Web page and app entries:
****************************************
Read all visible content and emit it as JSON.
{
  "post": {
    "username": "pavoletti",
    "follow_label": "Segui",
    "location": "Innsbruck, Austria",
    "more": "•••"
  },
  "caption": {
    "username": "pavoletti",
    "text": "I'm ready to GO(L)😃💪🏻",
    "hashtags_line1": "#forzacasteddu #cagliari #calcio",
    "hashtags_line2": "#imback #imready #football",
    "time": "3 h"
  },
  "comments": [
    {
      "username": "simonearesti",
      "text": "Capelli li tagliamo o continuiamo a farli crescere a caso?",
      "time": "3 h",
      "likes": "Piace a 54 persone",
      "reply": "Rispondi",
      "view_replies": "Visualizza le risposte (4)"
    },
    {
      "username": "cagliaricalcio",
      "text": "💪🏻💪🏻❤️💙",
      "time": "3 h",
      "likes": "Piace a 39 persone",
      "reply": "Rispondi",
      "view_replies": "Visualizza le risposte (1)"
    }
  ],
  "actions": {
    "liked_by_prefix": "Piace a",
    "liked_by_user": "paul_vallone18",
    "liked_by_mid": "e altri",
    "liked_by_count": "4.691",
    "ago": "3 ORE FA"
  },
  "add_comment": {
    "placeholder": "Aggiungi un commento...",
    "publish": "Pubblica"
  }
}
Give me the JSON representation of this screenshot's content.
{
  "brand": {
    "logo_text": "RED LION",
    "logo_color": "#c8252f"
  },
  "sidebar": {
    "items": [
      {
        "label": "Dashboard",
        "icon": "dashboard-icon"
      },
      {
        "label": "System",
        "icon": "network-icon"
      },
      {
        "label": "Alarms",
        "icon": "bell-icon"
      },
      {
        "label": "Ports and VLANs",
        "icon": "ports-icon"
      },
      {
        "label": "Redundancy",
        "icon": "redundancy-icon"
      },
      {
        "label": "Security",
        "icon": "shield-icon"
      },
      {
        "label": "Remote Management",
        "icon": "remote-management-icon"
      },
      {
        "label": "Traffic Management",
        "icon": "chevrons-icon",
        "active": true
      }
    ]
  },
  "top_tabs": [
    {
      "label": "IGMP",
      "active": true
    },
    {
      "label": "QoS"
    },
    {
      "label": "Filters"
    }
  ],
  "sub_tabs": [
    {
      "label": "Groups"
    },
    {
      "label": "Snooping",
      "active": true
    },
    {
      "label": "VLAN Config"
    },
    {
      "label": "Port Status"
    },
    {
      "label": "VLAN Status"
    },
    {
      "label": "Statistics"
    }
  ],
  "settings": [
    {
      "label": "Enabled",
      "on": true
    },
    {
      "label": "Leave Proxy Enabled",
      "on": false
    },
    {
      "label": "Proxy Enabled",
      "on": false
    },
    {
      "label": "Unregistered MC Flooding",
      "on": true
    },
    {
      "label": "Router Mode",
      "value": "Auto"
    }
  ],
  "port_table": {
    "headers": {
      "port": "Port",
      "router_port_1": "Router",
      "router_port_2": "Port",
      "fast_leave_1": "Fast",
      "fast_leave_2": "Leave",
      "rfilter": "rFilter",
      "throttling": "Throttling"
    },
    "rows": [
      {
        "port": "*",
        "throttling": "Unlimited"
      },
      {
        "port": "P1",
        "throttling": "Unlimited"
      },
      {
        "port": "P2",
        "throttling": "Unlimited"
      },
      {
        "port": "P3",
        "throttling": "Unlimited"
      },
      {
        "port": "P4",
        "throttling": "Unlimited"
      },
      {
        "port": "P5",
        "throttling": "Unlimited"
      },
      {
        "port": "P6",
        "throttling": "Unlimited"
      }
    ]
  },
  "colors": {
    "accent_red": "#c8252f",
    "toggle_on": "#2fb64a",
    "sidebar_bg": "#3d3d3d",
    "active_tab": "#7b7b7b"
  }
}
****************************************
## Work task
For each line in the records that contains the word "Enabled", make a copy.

## Exercise solution
      "label": "Enabled",
      "label": "Leave Proxy Enabled",
      "label": "Proxy Enabled",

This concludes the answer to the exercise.